- Exercise objective: Reproduce the complete set of records, exactly as they appear.

Data records for software interfaces:
★ ★ ★
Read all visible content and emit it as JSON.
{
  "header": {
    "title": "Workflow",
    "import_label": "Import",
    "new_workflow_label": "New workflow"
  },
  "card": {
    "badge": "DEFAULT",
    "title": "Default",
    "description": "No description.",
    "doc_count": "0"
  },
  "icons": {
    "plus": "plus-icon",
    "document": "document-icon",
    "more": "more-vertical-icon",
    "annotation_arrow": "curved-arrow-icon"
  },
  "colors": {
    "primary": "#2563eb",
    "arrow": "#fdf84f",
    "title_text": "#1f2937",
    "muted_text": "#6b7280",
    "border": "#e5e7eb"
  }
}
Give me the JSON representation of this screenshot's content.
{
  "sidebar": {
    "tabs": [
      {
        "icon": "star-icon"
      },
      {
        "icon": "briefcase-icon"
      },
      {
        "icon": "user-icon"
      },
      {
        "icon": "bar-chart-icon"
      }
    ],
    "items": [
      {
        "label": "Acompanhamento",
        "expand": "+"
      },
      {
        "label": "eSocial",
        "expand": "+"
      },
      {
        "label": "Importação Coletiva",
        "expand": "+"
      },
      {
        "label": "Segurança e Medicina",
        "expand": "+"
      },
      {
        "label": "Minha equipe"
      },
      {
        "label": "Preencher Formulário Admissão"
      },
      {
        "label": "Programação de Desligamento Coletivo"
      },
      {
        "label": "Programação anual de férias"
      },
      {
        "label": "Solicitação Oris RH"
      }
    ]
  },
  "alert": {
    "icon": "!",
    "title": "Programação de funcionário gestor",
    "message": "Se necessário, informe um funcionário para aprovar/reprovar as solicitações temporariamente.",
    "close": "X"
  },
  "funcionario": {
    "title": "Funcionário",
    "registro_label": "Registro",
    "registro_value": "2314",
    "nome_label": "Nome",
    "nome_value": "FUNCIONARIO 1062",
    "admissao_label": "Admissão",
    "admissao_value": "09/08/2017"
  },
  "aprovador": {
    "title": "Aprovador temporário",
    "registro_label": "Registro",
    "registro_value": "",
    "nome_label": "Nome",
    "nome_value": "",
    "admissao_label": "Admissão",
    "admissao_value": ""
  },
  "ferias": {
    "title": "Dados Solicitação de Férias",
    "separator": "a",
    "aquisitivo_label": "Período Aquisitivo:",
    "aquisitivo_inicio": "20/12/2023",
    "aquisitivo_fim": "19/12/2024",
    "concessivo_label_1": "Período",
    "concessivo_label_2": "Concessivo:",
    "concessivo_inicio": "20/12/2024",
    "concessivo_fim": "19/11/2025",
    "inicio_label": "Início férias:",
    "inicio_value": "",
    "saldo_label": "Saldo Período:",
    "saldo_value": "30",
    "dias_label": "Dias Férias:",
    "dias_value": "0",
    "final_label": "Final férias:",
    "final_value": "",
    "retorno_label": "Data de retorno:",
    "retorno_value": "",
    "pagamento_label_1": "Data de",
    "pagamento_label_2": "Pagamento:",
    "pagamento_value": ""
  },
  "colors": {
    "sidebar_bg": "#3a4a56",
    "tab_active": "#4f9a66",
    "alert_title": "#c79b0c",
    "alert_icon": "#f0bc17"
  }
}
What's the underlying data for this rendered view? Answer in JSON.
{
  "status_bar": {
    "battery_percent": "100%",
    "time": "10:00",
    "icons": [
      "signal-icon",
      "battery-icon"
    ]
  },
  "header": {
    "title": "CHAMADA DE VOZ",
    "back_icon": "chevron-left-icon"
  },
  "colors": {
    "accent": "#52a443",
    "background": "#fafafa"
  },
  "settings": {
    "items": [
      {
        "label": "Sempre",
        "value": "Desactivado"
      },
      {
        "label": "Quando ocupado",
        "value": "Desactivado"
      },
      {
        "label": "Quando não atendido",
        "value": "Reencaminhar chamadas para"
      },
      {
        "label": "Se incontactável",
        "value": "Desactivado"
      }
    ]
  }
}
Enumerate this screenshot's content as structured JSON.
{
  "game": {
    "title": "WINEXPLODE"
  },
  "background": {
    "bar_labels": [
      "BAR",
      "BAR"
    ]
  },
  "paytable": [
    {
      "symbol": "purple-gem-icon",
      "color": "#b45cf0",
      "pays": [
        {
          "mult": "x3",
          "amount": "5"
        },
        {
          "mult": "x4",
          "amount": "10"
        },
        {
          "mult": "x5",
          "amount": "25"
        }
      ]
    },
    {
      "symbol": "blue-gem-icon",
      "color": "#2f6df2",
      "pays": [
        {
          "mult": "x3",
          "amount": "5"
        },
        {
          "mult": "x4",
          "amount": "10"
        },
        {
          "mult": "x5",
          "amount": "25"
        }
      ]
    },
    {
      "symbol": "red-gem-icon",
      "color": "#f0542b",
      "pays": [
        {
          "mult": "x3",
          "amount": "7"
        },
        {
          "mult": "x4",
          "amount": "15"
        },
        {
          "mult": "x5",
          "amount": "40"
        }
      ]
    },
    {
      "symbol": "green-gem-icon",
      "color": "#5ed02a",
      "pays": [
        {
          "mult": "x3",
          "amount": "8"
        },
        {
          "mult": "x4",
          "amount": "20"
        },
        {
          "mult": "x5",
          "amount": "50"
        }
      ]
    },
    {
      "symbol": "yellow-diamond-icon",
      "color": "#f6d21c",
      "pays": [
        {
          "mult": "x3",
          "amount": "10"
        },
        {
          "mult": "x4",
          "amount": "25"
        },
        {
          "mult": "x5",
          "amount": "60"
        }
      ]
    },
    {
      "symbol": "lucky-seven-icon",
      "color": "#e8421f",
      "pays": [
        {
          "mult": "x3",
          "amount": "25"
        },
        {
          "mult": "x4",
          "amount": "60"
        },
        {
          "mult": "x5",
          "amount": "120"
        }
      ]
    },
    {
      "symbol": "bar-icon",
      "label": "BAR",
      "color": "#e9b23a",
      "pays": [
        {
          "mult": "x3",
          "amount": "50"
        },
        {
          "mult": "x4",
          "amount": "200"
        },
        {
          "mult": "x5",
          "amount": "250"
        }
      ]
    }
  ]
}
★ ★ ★
- Solved exercise:
Read all visible content and emit it as JSON.
{
  "header": {
    "title": "Workflow",
    "import_label": "Import",
    "new_workflow_label": "New workflow"
  },
  "card": {
    "badge": "DEFAULT",
    "title": "Default",
    "description": "No description.",
    "doc_count": "0"
  },
  "icons": {
    "plus": "plus-icon",
    "document": "document-icon",
    "more": "more-vertical-icon",
    "annotation_arrow": "curved-arrow-icon"
  },
  "colors": {
    "primary": "#2563eb",
    "arrow": "#fdf84f",
    "title_text": "#1f2937",
    "muted_text": "#6b7280",
    "border": "#e5e7eb"
  }
}
Give me the JSON representation of this screenshot's content.
{
  "sidebar": {
    "tabs": [
      {
        "icon": "star-icon"
      },
      {
        "icon": "briefcase-icon"
      },
      {
        "icon": "user-icon"
      },
      {
        "icon": "bar-chart-icon"
      }
    ],
    "items": [
      {
        "label": "Acompanhamento",
        "expand": "+"
      },
      {
        "label": "eSocial",
        "expand": "+"
      },
      {
        "label": "Importação Coletiva",
        "expand": "+"
      },
      {
        "label": "Segurança e Medicina",
        "expand": "+"
      },
      {
        "label": "Minha equipe"
      },
      {
        "label": "Preencher Formulário Admissão"
      },
      {
        "label": "Programação de Desligamento Coletivo"
      },
      {
        "label": "Programação anual de férias"
      },
      {
        "label": "Solicitação Oris RH"
      }
    ]
  },
  "alert": {
    "icon": "!",
    "title": "Programação de funcionário gestor",
    "message": "Se necessário, informe um funcionário para aprovar/reprovar as solicitações temporariamente.",
    "close": "X"
  },
  "funcionario": {
    "title": "Funcionário",
    "registro_label": "Registro",
    "registro_value": "2314",
    "nome_label": "Nome",
    "nome_value": "FUNCIONARIO 1062",
    "admissao_label": "Admissão",
    "admissao_value": "09/08/2017"
  },
  "aprovador": {
    "title": "Aprovador temporário",
    "registro_label": "Registro",
    "registro_value": "",
    "nome_label": "Nome",
    "nome_value": "",
    "admissao_label": "Admissão",
    "admissao_value": ""
  },
  "ferias": {
    "title": "Dados Solicitação de Férias",
    "separator": "a",
    "aquisitivo_label": "Período Aquisitivo:",
    "aquisitivo_inicio": "20/12/2023",
    "aquisitivo_fim": "19/12/2024",
    "concessivo_label_1": "Período",
    "concessivo_label_2": "Concessivo:",
    "concessivo_inicio": "20/12/2024",
    "concessivo_fim": "19/11/2025",
    "inicio_label": "Início férias:",
    "inicio_value": "",
    "saldo_label": "Saldo Período:",
    "saldo_value": "30",
    "dias_label": "Dias Férias:",
    "dias_value": "0",
    "final_label": "Final férias:",
    "final_value": "",
    "retorno_label": "Data de retorno:",
    "retorno_value": "",
    "pagamento_label_1": "Data de",
    "pagamento_label_2": "Pagamento:",
    "pagamento_value": ""
  },
  "colors": {
    "sidebar_bg": "#3a4a56",
    "tab_active": "#4f9a66",
    "alert_title": "#c79b0c",
    "alert_icon": "#f0bc17"
  }
}
What's the underlying data for this rendered view? Answer in JSON.
{
  "status_bar": {
    "battery_percent": "100%",
    "time": "10:00",
    "icons": [
      "signal-icon",
      "battery-icon"
    ]
  },
  "header": {
    "title": "CHAMADA DE VOZ",
    "back_icon": "chevron-left-icon"
  },
  "colors": {
    "accent": "#52a443",
    "background": "#fafafa"
  },
  "settings": {
    "items": [
      {
        "label": "Sempre",
        "value": "Desactivado"
      },
      {
        "label": "Quando ocupado",
        "value": "Desactivado"
      },
      {
        "label": "Quando não atendido",
        "value": "Reencaminhar chamadas para"
      },
      {
        "label": "Se incontactável",
        "value": "Desactivado"
      }
    ]
  }
}
Enumerate this screenshot's content as structured JSON.
{
  "game": {
    "title": "WINEXPLODE"
  },
  "background": {
    "bar_labels": [
      "BAR",
      "BAR"
    ]
  },
  "paytable": [
    {
      "symbol": "purple-gem-icon",
      "color": "#b45cf0",
      "pays": [
        {
          "mult": "x3",
          "amount": "5"
        },
        {
          "mult": "x4",
          "amount": "10"
        },
        {
          "mult": "x5",
          "amount": "25"
        }
      ]
    },
    {
      "symbol": "blue-gem-icon",
      "color": "#2f6df2",
      "pays": [
        {
          "mult": "x3",
          "amount": "5"
        },
        {
          "mult": "x4",
          "amount": "10"
        },
        {
          "mult": "x5",
          "amount": "25"
        }
      ]
    },
    {
      "symbol": "red-gem-icon",
      "color": "#f0542b",
      "pays": [
        {
          "mult": "x3",
          "amount": "7"
        },
        {
          "mult": "x4",
          "amount": "15"
        },
        {
          "mult": "x5",
          "amount": "40"
        }
      ]
    },
    {
      "symbol": "green-gem-icon",
      "color": "#5ed02a",
      "pays": [
        {
          "mult": "x3",
          "amount": "8"
        },
        {
          "mult": "x4",
          "amount": "20"
        },
        {
          "mult": "x5",
          "amount": "50"
        }
      ]
    },
    {
      "symbol": "yellow-diamond-icon",
      "color": "#f6d21c",
      "pays": [
        {
          "mult": "x3",
          "amount": "10"
        },
        {
          "mult": "x4",
          "amount": "25"
        },
        {
          "mult": "x5",
          "amount": "60"
        }
      ]
    },
    {
      "symbol": "lucky-seven-icon",
      "color": "#e8421f",
      "pays": [
        {
          "mult": "x3",
          "amount": "25"
        },
        {
          "mult": "x4",
          "amount": "60"
        },
        {
          "mult": "x5",
          "amount": "120"
        }
      ]
    },
    {
      "symbol": "bar-icon",
      "label": "BAR",
      "color": "#e9b23a",
      "pays": [
        {
          "mult": "x3",
          "amount": "50"
        },
        {
          "mult": "x4",
          "amount": "200"
        },
        {
          "mult": "x5",
          "amount": "250"
        }
      ]
    }
  ]
}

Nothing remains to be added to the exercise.